TASK ::
Could you return every line of the material that contains the word "this"?

### DATASET RECORDS

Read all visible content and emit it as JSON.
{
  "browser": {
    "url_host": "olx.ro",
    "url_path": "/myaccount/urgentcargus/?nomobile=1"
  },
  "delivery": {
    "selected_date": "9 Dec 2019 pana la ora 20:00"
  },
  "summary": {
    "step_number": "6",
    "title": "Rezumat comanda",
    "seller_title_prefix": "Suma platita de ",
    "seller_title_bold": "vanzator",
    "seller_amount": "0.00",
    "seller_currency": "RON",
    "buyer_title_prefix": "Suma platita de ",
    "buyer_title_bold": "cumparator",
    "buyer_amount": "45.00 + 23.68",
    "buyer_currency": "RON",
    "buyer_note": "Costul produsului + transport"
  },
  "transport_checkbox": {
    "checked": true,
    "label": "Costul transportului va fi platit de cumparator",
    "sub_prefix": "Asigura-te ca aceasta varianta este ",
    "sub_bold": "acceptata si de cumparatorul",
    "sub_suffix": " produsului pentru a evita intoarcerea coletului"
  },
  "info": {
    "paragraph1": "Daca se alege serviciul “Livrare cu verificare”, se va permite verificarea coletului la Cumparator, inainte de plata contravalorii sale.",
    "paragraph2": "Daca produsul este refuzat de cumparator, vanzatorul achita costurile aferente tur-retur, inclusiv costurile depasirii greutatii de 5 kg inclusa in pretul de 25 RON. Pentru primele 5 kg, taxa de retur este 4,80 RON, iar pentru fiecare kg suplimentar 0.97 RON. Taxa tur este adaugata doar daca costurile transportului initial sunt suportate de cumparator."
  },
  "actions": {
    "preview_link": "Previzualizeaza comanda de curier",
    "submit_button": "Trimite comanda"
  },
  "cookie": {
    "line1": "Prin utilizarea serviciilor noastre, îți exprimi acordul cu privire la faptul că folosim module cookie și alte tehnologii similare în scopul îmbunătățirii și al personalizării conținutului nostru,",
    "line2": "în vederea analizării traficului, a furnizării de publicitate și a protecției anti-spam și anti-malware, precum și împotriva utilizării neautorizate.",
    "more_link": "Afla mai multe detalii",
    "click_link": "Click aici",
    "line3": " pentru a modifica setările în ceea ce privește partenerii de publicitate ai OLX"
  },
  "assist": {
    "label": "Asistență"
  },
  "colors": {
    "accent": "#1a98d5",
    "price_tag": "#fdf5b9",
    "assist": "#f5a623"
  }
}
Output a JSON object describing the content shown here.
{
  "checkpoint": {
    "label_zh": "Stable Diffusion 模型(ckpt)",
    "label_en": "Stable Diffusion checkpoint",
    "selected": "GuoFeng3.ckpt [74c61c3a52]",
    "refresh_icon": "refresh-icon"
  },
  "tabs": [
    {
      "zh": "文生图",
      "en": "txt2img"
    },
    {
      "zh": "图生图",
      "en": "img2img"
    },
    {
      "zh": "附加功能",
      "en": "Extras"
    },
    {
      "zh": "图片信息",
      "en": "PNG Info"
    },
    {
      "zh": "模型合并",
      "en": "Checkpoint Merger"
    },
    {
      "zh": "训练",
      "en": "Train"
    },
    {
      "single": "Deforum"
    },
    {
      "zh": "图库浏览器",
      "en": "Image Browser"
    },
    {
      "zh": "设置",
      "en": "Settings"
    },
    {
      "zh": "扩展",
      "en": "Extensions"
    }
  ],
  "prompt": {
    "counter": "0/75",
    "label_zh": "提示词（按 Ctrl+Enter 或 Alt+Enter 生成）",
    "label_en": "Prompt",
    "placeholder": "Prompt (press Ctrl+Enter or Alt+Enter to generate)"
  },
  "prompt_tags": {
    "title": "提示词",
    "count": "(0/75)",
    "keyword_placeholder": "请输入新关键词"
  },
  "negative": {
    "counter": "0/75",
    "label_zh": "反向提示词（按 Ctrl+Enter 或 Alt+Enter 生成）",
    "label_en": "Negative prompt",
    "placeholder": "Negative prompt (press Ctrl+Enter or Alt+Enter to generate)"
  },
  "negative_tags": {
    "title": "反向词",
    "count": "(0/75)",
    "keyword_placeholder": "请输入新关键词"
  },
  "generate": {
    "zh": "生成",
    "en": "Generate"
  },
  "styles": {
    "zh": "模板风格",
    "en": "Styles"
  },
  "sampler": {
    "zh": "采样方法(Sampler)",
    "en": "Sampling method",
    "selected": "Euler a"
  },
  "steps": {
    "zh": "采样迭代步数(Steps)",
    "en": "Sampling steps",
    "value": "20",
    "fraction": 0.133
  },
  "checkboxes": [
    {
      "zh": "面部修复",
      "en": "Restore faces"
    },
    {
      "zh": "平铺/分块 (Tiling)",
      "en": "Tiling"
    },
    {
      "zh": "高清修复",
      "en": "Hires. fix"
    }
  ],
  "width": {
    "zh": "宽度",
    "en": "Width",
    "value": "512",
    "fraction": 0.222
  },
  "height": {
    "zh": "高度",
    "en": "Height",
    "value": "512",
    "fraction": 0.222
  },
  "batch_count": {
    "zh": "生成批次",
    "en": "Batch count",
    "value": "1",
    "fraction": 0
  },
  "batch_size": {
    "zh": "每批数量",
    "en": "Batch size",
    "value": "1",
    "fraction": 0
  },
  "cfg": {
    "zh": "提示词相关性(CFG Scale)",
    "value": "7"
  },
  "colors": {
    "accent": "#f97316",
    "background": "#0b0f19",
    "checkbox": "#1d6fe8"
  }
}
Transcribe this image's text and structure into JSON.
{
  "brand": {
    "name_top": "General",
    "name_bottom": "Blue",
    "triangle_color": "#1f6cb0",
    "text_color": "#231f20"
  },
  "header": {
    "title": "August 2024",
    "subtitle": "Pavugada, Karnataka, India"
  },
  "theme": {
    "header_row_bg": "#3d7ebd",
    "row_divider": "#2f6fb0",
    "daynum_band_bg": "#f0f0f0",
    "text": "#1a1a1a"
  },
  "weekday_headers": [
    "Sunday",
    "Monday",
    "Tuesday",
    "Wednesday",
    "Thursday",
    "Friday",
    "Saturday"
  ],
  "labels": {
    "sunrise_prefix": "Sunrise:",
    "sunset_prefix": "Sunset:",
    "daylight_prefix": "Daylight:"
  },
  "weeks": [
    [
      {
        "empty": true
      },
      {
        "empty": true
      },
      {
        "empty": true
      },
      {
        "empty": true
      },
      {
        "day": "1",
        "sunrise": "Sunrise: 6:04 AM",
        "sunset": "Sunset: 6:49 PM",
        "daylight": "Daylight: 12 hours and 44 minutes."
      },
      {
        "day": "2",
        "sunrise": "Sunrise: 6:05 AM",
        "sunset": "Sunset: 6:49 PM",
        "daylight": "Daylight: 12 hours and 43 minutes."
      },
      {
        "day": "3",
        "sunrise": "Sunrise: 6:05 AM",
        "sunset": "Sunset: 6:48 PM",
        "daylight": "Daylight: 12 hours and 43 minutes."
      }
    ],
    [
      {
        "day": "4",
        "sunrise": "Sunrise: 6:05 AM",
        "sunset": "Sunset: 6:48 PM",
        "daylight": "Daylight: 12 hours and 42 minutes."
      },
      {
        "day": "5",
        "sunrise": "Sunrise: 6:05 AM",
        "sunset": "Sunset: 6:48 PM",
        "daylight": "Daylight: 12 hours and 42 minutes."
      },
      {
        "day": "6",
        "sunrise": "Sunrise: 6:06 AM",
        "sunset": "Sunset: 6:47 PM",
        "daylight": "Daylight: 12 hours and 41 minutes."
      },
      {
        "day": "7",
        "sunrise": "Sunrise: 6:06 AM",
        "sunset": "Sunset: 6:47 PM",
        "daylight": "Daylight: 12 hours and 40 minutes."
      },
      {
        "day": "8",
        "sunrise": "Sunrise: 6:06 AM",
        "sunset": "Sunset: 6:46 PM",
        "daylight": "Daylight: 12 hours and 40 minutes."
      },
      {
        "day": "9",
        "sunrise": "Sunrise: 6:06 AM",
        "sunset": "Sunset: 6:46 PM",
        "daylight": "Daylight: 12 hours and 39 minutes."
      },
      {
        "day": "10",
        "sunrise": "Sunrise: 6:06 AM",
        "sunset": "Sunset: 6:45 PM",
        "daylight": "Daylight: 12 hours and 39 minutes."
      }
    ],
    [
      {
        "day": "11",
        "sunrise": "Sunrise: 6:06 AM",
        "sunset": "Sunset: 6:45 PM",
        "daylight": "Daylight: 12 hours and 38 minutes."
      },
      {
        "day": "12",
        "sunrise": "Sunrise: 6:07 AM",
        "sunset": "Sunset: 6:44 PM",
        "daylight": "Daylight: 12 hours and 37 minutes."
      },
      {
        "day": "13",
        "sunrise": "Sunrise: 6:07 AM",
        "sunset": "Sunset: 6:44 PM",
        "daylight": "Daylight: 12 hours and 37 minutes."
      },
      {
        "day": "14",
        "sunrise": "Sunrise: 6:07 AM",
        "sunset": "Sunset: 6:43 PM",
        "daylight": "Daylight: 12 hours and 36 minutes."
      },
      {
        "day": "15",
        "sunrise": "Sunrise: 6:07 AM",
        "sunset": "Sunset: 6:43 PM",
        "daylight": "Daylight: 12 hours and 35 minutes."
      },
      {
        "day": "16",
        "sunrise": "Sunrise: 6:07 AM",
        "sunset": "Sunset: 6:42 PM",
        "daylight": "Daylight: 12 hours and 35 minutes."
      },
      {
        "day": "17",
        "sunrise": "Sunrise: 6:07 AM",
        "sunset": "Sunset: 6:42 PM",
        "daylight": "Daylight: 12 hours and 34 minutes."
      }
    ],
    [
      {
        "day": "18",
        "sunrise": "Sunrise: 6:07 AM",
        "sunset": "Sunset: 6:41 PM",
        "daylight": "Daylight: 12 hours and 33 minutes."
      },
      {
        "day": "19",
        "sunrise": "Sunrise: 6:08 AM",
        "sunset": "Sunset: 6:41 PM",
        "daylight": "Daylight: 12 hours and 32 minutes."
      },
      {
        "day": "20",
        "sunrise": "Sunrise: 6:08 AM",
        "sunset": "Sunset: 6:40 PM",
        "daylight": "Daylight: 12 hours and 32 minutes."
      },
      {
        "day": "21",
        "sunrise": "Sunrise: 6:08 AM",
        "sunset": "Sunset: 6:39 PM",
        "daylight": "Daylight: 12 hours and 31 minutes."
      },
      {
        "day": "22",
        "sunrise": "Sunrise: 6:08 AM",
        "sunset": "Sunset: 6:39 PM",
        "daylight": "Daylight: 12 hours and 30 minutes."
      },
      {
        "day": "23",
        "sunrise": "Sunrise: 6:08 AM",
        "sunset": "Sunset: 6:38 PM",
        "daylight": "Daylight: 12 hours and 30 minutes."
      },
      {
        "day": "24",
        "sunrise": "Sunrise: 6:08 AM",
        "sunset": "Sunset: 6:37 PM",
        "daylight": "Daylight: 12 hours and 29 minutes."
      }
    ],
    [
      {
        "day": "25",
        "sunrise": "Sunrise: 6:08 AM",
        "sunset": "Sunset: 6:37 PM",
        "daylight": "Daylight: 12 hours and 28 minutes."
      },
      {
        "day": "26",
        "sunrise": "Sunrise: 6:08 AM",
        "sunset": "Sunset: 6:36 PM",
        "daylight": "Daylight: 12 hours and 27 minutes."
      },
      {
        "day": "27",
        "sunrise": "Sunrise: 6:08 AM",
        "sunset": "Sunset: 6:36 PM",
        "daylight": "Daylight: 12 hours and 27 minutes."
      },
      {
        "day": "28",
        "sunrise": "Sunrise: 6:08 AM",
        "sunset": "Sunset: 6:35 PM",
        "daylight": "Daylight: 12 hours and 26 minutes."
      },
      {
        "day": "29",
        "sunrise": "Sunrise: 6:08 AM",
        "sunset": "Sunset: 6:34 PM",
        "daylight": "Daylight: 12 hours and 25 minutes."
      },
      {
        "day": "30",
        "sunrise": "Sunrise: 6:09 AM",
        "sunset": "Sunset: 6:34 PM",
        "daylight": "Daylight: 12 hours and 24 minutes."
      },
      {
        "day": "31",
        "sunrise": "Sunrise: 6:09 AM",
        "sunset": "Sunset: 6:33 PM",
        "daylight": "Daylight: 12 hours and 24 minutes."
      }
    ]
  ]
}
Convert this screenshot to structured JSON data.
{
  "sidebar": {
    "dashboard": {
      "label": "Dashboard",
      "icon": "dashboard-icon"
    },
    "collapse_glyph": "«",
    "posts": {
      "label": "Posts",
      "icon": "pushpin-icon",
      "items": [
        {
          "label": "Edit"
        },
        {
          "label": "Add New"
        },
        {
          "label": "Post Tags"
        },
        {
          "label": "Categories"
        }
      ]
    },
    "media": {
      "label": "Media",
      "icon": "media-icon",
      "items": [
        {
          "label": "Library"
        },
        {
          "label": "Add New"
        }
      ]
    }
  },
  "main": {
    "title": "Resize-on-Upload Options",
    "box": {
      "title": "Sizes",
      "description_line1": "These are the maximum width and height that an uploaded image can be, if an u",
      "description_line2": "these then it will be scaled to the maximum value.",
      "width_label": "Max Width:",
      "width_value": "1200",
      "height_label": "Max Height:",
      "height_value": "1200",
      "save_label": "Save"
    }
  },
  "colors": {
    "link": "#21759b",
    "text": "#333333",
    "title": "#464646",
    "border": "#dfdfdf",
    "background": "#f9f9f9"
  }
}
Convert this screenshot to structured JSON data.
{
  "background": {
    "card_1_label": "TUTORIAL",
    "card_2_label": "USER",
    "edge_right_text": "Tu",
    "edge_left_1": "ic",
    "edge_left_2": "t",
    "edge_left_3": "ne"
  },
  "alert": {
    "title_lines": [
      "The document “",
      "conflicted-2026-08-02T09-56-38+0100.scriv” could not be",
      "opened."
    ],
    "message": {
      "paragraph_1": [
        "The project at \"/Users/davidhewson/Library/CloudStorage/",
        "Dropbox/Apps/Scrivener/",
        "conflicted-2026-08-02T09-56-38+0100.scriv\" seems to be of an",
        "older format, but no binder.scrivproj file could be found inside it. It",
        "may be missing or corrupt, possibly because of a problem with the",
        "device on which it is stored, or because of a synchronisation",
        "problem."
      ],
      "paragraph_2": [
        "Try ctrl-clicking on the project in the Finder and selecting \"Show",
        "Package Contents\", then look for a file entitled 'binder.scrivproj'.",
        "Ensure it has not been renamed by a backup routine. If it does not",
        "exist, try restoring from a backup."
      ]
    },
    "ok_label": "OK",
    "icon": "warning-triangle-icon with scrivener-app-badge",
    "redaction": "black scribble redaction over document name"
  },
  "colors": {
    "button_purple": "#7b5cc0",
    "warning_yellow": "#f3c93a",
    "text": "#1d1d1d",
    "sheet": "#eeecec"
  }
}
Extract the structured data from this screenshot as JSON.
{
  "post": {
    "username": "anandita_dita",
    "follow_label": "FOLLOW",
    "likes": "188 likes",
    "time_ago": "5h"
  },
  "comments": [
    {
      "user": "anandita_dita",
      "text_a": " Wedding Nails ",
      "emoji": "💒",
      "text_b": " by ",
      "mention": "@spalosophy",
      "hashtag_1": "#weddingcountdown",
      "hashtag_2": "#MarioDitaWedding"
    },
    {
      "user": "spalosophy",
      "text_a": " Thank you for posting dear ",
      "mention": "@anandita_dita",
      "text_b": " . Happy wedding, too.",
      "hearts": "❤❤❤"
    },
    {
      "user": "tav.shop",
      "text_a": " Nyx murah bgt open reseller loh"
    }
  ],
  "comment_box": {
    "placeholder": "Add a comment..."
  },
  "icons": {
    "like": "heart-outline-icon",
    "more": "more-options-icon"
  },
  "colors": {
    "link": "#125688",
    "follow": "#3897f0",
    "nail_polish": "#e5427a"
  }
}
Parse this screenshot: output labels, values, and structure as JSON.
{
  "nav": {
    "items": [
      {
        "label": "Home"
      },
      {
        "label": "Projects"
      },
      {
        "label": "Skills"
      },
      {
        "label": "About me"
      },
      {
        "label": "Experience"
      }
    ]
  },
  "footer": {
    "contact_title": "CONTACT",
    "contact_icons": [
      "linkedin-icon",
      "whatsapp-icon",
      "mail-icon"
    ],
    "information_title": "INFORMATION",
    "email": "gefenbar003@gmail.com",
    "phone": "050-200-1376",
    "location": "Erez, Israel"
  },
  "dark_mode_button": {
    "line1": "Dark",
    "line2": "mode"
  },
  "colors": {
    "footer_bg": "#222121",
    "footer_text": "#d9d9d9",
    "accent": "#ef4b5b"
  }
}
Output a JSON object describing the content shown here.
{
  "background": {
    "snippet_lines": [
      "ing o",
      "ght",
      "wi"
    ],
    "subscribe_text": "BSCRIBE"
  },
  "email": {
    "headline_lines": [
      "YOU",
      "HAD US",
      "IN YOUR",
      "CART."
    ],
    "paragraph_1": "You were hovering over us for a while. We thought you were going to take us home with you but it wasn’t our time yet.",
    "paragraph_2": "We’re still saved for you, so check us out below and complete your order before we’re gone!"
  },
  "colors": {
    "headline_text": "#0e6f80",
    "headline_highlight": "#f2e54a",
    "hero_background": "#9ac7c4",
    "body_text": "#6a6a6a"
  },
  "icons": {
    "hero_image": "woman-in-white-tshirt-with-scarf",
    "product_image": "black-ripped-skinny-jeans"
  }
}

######

SOLUTION ::
Transcribe this image's text and structure into JSON.
Convert this screenshot to structured JSON data.
Convert this screenshot to structured JSON data.
Extract the structured data from this screenshot as JSON.
Parse this screenshot: output labels, values, and structure as JSON.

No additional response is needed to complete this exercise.